We gained a new student in January, one who returned to us after three years in public school. He has turned the Troublemint Twins into a trio. He announced one day that he was the “mastermind” and his intention was to have the others as “henchmen.” The gang thinks that because it is March they must wear green every day. He who does not must be pinched. The one who came up with this idea is the lead pincher himself. The Pinching Machine was devilishly active for the first two days of March, not even respecting the wearing of the green. I nipped his little pincers yesterday when I told him that St. Patty’s Day was only one day out of the whole of March—and during Spring Break when he and his gang would be at home terrorizing parents and grandparents, not at school—so his two digits best remain to himself or he’d suffer consequences he hadn’t yet dreamed of. His little hand relaxed. Wise move. He’s a quick learner.
For all his wildness the kid’s a lot of fun. As soon as February ended he was excited about March. He danced into the room with a jig and wanted to know if we could speak “Scottlish” all month. He asked questions about St. Patrick, whether we would learn about him. Of course we would, I told him. And leprechauns, and post of gold, too? No, we don’t talk much about those things.

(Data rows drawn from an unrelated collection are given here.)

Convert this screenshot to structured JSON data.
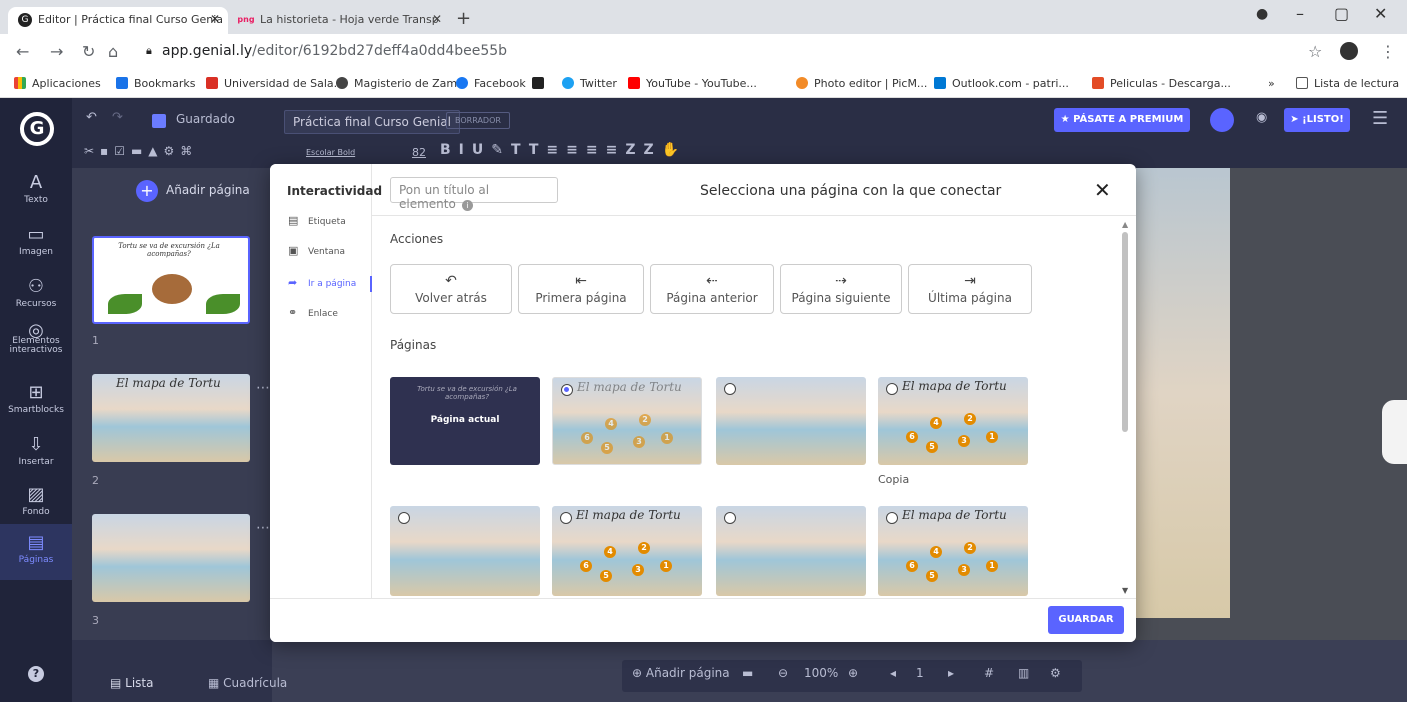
{
  "browser": {
    "tabs": [
      {
        "title": "Editor | Práctica final Curso Genia",
        "active": true
      },
      {
        "title": "La historieta - Hoja verde Transp",
        "favicon_text": "png",
        "active": false
      }
    ],
    "url_host": "app.genial.ly",
    "url_path": "/editor/6192bd27deff4a0dd4bee55b",
    "bookmarks": [
      "Aplicaciones",
      "Bookmarks",
      "Universidad de Sala...",
      "Magisterio de Zam...",
      "Facebook",
      "Twitter",
      "YouTube - YouTube...",
      "Photo editor | PicM...",
      "Outlook.com - patri...",
      "Peliculas - Descarga..."
    ],
    "reading_list": "Lista de lectura",
    "more_bookmarks": "»"
  },
  "editor": {
    "saved_label": "Guardado",
    "doc_title": "Práctica final Curso Genial",
    "draft_badge": "BORRADOR",
    "premium_label": "PÁSATE A PREMIUM",
    "ready_label": "¡LISTO!",
    "font_name": "Escolar Bold",
    "font_size": "82",
    "left_tools": [
      {
        "label": "Texto",
        "icon": "text-icon",
        "glyph": "A"
      },
      {
        "label": "Imagen",
        "icon": "image-icon",
        "glyph": "▭"
      },
      {
        "label": "Recursos",
        "icon": "resources-icon",
        "glyph": "⚇"
      },
      {
        "label": "Elementos interactivos",
        "icon": "interactive-icon",
        "glyph": "◎"
      },
      {
        "label": "Smartblocks",
        "icon": "smartblocks-icon",
        "glyph": "⊞"
      },
      {
        "label": "Insertar",
        "icon": "insert-icon",
        "glyph": "⇩"
      },
      {
        "label": "Fondo",
        "icon": "background-icon",
        "glyph": "▨"
      },
      {
        "label": "Páginas",
        "icon": "pages-icon",
        "glyph": "▤"
      }
    ],
    "add_page_label": "Añadir página",
    "page_numbers": [
      "1",
      "2",
      "3"
    ],
    "thumb1_text": "Tortu se va de excursión ¿La acompañas?",
    "thumb2_text": "El mapa de Tortu",
    "bottom": {
      "list_label": "Lista",
      "grid_label": "Cuadrícula",
      "add_page_label": "Añadir página",
      "zoom": "100%",
      "page_index": "1"
    }
  },
  "modal": {
    "sidebar_title": "Interactividad",
    "sidebar_items": [
      {
        "label": "Etiqueta",
        "icon": "label-icon",
        "glyph": "▤"
      },
      {
        "label": "Ventana",
        "icon": "window-icon",
        "glyph": "▣"
      },
      {
        "label": "Ir a página",
        "icon": "goto-page-icon",
        "glyph": "➦"
      },
      {
        "label": "Enlace",
        "icon": "link-icon",
        "glyph": "⚭"
      }
    ],
    "element_title_placeholder": "Pon un título al elemento",
    "title": "Selecciona una página con la que conectar",
    "actions_label": "Acciones",
    "actions": [
      {
        "label": "Volver atrás",
        "glyph": "↶"
      },
      {
        "label": "Primera página",
        "glyph": "⇤"
      },
      {
        "label": "Página anterior",
        "glyph": "⇠"
      },
      {
        "label": "Página siguiente",
        "glyph": "⇢"
      },
      {
        "label": "Última página",
        "glyph": "⇥"
      }
    ],
    "pages_label": "Páginas",
    "current_page_label": "Página actual",
    "current_page_text": "Tortu se va de excursión ¿La acompañas?",
    "map_title": "El mapa de Tortu",
    "copy_label": "Copia",
    "save_label": "GUARDAR"
  },
  "colors": {
    "accent": "#5a64ff",
    "sidebar": "#20243a",
    "topbar": "#2a2e45"
  }
}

We learn about St. Patrick himself. He is a good saint with which to acquaint children—not so much as a model and an example, but for his writings. Patrick’s Letter to the Soldiers of Coroticus, The Lorica (or Breastplate), and his Confession are excellent study resources for children to learn how others have confessed their Christian faith. While Patrick is not necessarily an easy read, he is worth the effort. For the well-catechized child, his words are not only familiar; they prove also to contain the true treasure for which his day is remembered. It is not with gold and silver that Christ rescues us in and from this world, but with his holy precious Body and Blood.
Good resources for teaching St. Patrick are